Campbell Stetter

SPOLTIGHT: Band of Heathens Emulate The Temptations

There are few bands whose songs have been covered more than that of The Temptations. Whether you count karaoke renditions or official releases, “Build Me Up Buttercup” and “My Girl” are some of the greatest, widely known songs to take for a spin at any age. Another fan favorite and iconic Temptations track is “Papa Was a Rollin’ Stone,” which was most recently taken on by The Band of Heathens.

A rock group with a country edge, The Band of Heathens have always been acclaimed for their bluesy approach to what modern, 2000s-era rock and roll could be. It only made sense that they made “Papa Was a Rollin’ Stone” their own, as they have the right amount of talent to both respect the original while still maintaining their own Americana flare. It wasn’t without a little help from icon Ray Wylie Hubbard, however, who guests on the new Heathens release.

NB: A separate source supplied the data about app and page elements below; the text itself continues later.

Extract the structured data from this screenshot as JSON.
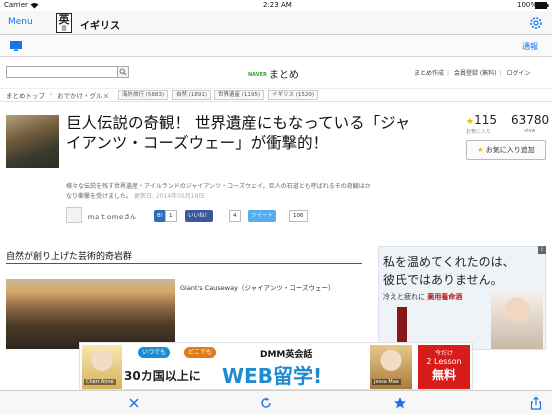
{
  "status_bar": {
    "carrier": "Carrier",
    "wifi_icon": "wifi-icon",
    "time": "2:23 AM",
    "battery": "100%",
    "battery_icon": "battery-icon"
  },
  "nav": {
    "menu_label": "Menu",
    "dict_big": "英",
    "dict_small": "国",
    "title": "イギリス",
    "settings_icon": "gear-icon"
  },
  "toolbar": {
    "monitor_icon": "monitor-icon",
    "notify_label": "通報"
  },
  "site": {
    "search_icon": "search-icon",
    "logo_naver": "NAVER",
    "logo_text": "まとめ",
    "links": [
      "まとめ作成",
      "会員登録 (無料)",
      "ログイン"
    ]
  },
  "breadcrumb": {
    "items": [
      "まとめトップ",
      "おでかけ・グルメ"
    ],
    "tags": [
      "海外旅行 (5883)",
      "自然 (1891)",
      "世界遺産 (1195)",
      "イギリス (1520)"
    ]
  },
  "article": {
    "title": "巨人伝説の奇観！ 世界遺産にもなっている「ジャイアンツ・コーズウェー」が衝撃的！",
    "favorite_count": "115",
    "favorite_label": "お気に入り",
    "view_count": "63780",
    "view_label": "view",
    "favorite_button": "お気に入り追加",
    "description": "様々な伝説を残す世界遺産・アイルランドのジャイアンツ・コーズウェイ。巨人の石道とも呼ばれるその奇観はかなり衝撃を受けました。",
    "date": "更新日: 2014年05月18日",
    "author": "ｍａｔｏｍｅさん",
    "social": {
      "hatena_label": "B!",
      "hatena_count": "1",
      "like_label": "いいね！",
      "like_count": "4",
      "tweet_label": "ツイート",
      "tweet_count": "106"
    }
  },
  "section": {
    "title": "自然が創り上げた芸術的奇岩群",
    "caption": "Giant's Causeway（ジャイアンツ・コーズウェー）"
  },
  "side_ad": {
    "line1": "私を温めてくれたのは、",
    "line2": "彼氏ではありません。",
    "line3": "冷えと疲れに",
    "brand": "薬用養命酒",
    "info": "i"
  },
  "banner": {
    "pill1": "いつでも",
    "pill2": "どこでも",
    "brand": "DMM英会話",
    "main1": "30カ国以上に",
    "main2": "WEB留学!",
    "name1": "Cheri Anne",
    "name2": "Jessa Mae",
    "red_a": "今だけ",
    "red_b": "2 Lesson",
    "red_c": "無料"
  },
  "bottom_toolbar": {
    "close_icon": "close-icon",
    "reload_icon": "reload-icon",
    "star_icon": "star-icon",
    "share_icon": "share-icon"
  }
}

Collaborating with each other is a no brainer having been peers and friends for some time, but Hubbard is a Texas legend and solo star in his own right. The Band of Heathens are a group effort from start to finish, knowing that their bass lines would only be as slick with the guitar riffs surrounding it and specific drum beats holding it steady and so forth. It was the former’s idea, though, to work together and knock this utterly classic song out of the park in 2021.

In a press release, the solo artist explains, “If I couldn’t do ‘Papa Was a Rollin’ Stone’ with The Temptations the next best would be to do it with The Band of Heathens, so I did.”

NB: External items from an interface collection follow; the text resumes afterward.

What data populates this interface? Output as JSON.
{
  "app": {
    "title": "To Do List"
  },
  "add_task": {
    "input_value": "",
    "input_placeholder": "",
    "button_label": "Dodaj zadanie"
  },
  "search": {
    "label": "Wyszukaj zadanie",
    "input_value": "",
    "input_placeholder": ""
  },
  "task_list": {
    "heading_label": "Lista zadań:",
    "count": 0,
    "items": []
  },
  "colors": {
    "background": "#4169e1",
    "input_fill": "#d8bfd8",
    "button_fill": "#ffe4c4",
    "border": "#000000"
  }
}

And, boy, did he do it. This brand new cover of the song is set to be featured on The Band of Heathens’ forthcoming compilation album. Aptly titled Remote Transmissions, Vol 1, it is preparing for a Winer 2022 release. The band and Hubbard have set a rip-roaring stage for it, too. “Para Was a Rollin’ Stone” has never felt so ambitious or so American than now. There is this strength behind it that can only be found in pride and hope, resonating like never before. The edge based in a familial passing is still not lost, for the reminiscent ensemble style vocals are almost personified as a choir of hands holding someone up with warmth, closeness, melody, and harmony.

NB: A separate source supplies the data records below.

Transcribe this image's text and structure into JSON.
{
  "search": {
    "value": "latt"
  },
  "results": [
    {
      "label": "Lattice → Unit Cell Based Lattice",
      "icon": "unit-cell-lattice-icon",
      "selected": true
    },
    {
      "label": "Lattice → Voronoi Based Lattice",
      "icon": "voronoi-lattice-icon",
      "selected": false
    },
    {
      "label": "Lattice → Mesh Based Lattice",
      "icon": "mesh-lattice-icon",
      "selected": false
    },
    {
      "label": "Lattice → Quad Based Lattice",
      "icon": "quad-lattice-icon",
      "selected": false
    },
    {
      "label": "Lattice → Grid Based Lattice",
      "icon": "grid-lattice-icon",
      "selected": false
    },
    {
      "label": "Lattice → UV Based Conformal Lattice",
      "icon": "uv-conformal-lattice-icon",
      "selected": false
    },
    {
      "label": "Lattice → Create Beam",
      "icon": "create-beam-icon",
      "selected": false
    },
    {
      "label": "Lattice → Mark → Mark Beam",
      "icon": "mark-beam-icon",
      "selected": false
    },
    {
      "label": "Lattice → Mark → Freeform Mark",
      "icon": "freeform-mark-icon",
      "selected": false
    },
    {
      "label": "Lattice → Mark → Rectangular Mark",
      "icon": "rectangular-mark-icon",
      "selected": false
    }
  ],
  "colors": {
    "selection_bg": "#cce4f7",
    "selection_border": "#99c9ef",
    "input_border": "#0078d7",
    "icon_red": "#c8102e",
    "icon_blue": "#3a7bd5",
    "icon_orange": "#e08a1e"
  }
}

It’s not the 1970s anymore, but that time was filled with experimentation, collaboration, and art with heart. Both The Band of Heathens and Ray Wylie Hubbard are itching to bring that back, and it is with banding together on this memorable number that is going to do just that.